Every line of the material below in which "description" shows up is to be located and copied.

Material for the task =
□ □ □

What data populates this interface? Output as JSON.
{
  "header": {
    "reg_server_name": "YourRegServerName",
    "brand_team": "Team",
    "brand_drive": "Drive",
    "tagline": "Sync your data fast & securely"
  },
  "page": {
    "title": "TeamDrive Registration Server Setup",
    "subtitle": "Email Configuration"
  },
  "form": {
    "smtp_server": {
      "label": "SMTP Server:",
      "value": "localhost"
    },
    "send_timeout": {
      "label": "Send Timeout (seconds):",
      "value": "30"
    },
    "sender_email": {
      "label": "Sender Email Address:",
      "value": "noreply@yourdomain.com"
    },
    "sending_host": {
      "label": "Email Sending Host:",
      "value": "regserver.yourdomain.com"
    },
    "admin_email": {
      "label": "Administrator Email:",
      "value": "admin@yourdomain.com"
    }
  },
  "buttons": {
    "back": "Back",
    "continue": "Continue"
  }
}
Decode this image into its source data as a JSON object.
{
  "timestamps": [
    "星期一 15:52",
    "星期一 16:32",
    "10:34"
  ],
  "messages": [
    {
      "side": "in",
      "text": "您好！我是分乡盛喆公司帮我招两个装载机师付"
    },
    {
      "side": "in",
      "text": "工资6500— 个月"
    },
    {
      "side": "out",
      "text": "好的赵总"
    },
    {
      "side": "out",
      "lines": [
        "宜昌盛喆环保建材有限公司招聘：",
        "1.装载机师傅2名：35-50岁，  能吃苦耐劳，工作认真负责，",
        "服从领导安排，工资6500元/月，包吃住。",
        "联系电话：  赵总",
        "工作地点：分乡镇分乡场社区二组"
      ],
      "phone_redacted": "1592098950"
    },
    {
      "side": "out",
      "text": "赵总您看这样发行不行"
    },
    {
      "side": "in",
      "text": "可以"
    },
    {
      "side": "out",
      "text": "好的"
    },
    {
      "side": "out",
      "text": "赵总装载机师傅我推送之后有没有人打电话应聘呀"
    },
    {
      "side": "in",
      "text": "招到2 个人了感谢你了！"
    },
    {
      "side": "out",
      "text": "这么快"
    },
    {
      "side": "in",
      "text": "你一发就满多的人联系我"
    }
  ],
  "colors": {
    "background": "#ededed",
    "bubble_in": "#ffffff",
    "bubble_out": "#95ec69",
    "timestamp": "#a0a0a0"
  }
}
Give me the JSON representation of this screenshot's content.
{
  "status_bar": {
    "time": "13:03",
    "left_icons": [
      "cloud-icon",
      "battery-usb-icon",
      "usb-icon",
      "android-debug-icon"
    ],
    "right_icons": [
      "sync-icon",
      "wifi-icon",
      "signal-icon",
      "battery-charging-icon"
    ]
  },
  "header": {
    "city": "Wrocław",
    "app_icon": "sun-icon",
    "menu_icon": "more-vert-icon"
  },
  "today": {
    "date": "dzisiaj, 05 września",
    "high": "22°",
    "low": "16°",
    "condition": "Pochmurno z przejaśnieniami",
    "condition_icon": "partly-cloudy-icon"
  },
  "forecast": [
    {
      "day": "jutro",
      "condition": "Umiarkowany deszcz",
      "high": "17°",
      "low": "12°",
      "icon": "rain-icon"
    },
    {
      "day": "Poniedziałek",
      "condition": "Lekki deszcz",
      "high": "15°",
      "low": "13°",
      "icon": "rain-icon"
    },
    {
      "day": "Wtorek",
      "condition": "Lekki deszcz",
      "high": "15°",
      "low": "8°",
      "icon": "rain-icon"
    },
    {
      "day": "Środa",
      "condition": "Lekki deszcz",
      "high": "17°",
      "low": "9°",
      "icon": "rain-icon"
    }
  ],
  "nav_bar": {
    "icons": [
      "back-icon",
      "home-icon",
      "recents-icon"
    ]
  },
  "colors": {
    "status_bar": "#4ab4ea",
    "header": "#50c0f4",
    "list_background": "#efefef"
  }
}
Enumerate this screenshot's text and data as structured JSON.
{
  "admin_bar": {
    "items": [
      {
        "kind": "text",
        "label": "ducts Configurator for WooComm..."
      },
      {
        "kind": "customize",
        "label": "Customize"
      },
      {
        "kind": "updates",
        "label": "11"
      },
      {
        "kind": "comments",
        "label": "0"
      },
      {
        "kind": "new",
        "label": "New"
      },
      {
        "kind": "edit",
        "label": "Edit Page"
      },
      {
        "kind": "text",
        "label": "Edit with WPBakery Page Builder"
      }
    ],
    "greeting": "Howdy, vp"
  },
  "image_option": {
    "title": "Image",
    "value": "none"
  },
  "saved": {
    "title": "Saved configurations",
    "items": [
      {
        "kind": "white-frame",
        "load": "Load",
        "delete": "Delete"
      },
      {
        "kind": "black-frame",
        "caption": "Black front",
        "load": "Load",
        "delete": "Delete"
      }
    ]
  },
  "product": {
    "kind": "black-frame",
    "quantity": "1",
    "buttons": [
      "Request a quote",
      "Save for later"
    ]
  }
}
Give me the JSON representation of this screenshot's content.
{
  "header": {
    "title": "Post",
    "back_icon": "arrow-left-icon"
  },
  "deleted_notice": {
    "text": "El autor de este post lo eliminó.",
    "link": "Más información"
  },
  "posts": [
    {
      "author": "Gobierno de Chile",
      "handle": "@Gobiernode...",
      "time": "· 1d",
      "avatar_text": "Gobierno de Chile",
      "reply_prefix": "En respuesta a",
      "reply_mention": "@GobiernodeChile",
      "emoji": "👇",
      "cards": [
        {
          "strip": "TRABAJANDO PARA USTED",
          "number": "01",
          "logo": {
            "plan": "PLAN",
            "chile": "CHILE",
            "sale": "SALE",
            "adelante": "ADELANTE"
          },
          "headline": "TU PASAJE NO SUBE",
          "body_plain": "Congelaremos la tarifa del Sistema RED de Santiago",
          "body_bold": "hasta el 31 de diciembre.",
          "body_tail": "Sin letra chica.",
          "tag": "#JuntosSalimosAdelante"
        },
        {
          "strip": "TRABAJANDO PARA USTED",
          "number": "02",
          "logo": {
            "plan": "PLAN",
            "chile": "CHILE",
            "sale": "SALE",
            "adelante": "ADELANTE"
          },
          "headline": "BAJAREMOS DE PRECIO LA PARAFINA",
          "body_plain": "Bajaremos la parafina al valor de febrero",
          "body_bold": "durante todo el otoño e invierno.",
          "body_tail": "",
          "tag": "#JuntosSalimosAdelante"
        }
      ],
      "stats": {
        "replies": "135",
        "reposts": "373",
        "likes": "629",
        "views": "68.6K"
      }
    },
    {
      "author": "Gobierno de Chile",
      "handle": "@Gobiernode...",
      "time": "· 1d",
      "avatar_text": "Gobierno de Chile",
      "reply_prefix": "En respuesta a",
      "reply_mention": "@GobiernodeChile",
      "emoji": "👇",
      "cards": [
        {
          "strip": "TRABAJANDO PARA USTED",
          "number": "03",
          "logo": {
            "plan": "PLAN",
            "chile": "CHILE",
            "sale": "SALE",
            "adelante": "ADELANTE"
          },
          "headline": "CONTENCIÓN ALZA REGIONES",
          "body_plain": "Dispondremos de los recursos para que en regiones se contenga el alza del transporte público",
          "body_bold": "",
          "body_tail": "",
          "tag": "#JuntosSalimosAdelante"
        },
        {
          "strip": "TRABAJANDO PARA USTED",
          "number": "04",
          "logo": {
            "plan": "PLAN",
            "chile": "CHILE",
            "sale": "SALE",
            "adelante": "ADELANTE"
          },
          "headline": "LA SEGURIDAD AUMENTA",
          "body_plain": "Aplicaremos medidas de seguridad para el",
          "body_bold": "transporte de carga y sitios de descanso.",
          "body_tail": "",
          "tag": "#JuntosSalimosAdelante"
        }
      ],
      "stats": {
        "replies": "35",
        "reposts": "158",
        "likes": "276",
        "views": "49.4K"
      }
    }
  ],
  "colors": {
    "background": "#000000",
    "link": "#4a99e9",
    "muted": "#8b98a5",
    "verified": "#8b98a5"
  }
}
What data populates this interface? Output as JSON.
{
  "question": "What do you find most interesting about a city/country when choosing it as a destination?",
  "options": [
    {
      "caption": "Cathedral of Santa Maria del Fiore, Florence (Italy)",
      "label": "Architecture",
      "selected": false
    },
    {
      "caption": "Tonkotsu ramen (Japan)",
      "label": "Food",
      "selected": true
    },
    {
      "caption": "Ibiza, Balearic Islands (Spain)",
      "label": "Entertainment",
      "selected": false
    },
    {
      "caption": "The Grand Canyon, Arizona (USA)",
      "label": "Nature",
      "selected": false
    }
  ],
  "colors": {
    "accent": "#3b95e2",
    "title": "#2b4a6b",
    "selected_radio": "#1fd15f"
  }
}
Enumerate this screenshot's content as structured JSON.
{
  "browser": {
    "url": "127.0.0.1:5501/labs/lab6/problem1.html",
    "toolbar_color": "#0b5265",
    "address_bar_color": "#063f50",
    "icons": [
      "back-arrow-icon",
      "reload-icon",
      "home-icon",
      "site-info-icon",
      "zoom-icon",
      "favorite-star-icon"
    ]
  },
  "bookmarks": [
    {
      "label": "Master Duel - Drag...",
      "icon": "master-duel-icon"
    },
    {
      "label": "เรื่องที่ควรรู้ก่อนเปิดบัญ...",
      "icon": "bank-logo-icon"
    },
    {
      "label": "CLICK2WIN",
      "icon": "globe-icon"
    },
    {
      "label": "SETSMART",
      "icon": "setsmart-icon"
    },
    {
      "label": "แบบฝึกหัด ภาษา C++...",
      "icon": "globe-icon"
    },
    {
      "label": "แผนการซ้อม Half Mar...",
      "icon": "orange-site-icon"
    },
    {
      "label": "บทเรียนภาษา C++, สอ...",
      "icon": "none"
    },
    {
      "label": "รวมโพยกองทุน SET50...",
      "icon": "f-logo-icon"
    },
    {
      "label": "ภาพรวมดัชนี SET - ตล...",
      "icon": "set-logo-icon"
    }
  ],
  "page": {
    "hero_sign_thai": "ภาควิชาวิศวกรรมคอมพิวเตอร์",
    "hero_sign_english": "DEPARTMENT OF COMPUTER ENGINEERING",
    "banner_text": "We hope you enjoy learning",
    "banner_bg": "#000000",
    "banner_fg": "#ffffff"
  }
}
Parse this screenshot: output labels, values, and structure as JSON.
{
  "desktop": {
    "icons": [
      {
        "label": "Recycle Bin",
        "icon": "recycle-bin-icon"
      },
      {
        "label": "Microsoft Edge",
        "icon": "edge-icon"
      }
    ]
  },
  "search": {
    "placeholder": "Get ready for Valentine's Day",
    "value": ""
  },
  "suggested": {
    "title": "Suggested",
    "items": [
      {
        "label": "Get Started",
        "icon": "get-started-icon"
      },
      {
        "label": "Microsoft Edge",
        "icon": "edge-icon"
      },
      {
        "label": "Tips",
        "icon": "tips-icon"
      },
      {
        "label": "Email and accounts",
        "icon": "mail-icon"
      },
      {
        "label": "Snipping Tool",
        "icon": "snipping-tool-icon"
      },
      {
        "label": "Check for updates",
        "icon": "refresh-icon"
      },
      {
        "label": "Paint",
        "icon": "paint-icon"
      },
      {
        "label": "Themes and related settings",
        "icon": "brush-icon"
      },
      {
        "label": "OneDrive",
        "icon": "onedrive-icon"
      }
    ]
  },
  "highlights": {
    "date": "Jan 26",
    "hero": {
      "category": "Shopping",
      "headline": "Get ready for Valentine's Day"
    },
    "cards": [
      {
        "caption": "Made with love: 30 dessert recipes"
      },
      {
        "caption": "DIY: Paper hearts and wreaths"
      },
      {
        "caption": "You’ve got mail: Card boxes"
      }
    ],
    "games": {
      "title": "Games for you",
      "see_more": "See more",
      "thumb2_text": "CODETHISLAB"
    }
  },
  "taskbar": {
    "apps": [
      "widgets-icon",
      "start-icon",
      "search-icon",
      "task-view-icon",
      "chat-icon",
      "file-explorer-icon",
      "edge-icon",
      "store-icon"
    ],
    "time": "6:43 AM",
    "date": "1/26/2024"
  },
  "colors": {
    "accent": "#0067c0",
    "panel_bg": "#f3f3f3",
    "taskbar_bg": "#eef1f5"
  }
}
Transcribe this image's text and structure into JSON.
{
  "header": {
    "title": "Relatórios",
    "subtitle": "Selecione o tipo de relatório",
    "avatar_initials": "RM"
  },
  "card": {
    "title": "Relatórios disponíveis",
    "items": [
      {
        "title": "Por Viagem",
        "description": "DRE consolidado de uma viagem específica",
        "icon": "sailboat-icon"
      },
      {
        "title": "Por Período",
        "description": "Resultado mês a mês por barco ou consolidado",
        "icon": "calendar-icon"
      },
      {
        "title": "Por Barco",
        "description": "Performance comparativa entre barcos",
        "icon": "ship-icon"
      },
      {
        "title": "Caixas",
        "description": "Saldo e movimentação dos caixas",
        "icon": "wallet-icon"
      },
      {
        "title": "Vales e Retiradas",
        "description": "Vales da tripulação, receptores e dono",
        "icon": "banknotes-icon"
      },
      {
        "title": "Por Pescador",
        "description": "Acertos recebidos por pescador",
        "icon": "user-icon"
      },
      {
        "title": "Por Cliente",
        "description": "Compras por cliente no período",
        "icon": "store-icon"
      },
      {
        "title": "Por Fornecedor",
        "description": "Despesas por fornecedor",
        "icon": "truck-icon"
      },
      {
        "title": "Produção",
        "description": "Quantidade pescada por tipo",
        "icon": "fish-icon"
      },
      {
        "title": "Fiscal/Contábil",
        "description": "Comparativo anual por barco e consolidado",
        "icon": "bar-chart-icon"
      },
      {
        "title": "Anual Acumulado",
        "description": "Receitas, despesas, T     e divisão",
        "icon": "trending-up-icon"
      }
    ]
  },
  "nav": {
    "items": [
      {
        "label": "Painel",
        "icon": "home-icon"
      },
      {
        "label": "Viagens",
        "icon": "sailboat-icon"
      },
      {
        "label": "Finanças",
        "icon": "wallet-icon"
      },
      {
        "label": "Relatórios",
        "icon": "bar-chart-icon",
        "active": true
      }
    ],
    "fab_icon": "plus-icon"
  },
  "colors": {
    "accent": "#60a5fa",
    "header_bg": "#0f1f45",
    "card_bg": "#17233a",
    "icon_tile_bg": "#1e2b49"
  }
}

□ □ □

Solution for this task =
        "description": "DRE consolidado de uma viagem específica",
        "description": "Resultado mês a mês por barco ou consolidado",
        "description": "Performance comparativa entre barcos",
        "description": "Saldo e movimentação dos caixas",
        "description": "Vales da tripulação, receptores e dono",
        "description": "Acertos recebidos por pescador",
        "description": "Compras por cliente no período",
        "description": "Despesas por fornecedor",
        "description": "Quantidade pescada por tipo",
        "description": "Comparativo anual por barco e consolidado",
        "description": "Receitas, despesas, T     e divisão",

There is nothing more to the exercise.